Today, King Carlos III, Emperor Naruhito or Queen Margarita II they cannot even intervene directly in the internal affairs of the humblest municipality in their respective domains without running the risk of unleashing a scandal of proportions. As constitutional monarchs, it is mandatory for them to stay above political disputes, as Elizabeth did throughout her seventy-year reign. At best, they can afford a smile of approval or a brief sneer, but it would be dangerous for them to take an explicit stance. Carlos III, who, when he was heir to the throne, gave his opinion with conspicuous forcefulness on environmental issues, it will not be easy for him to hide his feelings, but unless he manages to do so, he will soon find himself in difficulties.
The fact that a modern king – that is, a constitutional one – necessarily has to stay above partisan competition is what allows him to serve as a pledge of unity. This is a role that many politicians aspire to play, but because theirs is an activity that is inherently divisive, attempts to do so often fail or, worse, threaten to lead to a tyranny in which dissent is seen as Synonym of betrayal Instead, a monarch, whose role is more priestly than political, can focus on what is theoretically common to those who make up the community of which he is the symbolic chief. This is what Elizabeth II did so successfully, but many Britons fear that in the coming months, when social tensions are expected to worsen as a result of a ferocious energy crisis combined with an inflation rate that is alarming according to local guidelines, Charles III turns out to be unable to emulate his mother.
In the United Kingdom and other countries with similar traditions, all politicians and officials are forced to treat the monarch with enormous respect, paying homage to him in rites that were formalized in a dim past. Although they know they are more powerful and, often, much more important than their interlocutor, the ceremonial meetings that take place serve to remind them that the royal house represents something that is less temporary than the political situation at hand. The result is that, in constitutional monarchies, politicians tend to be more humble and more aware of their own limitations, which makes them less likely to indulge in self-centered fantasies than their counterparts in supposedly more democratic societies.
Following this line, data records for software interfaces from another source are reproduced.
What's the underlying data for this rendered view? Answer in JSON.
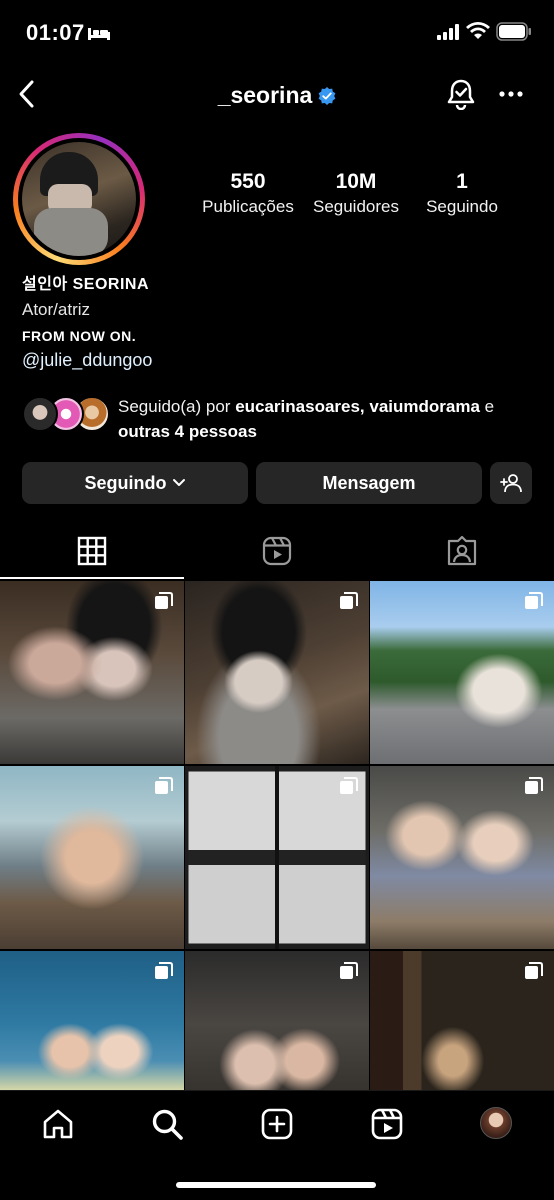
{
  "status_bar": {
    "time": "01:07"
  },
  "header": {
    "username": "_seorina"
  },
  "stats": [
    {
      "value": "550",
      "label": "Publicações"
    },
    {
      "value": "10M",
      "label": "Seguidores"
    },
    {
      "value": "1",
      "label": "Seguindo"
    }
  ],
  "bio": {
    "name": "설인아 SEORINA",
    "category": "Ator/atriz",
    "line": "FROM NOW ON.",
    "link": "@julie_ddungoo"
  },
  "followed_by": {
    "prefix": "Seguido(a) por ",
    "accounts": "eucarinasoares, vaiumdorama",
    "middle": "e ",
    "others": "outras 4 pessoas"
  },
  "actions": {
    "following_label": "Seguindo",
    "message_label": "Mensagem"
  },
  "tabs": [
    "grid-icon",
    "reels-icon",
    "tagged-icon"
  ],
  "colors": {
    "background": "#000000",
    "button_bg": "#262626",
    "verified_blue": "#3897f0",
    "link_text": "#e0f1ff"
  },
  "bottom_nav": [
    "home-icon",
    "search-icon",
    "create-icon",
    "reels-icon",
    "profile-avatar"
  ]
}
In addition to forcing politicians to moderate their ambitions or, at least, to think more about how to solve the specific problems that have arisen than about creating myths or “stories” in which they will play a starring role, by its existence a monarchy underlines that a national or, in the case of the British, a multinational community, is a collective project that began long ago and, it is hoped, will continue into the future. In a period that is as forgetful as the one we are living through, one in which, for many, what happened just fifty years ago, let alone previous times, lacks any meaning, recovering the historical sense is urgent. It is especially so in the United States, where groups of “progressive” fanatics are proliferating who have managed to convince themselves that almost everything done so far must be repudiated, because it was the work of white racists, and start again.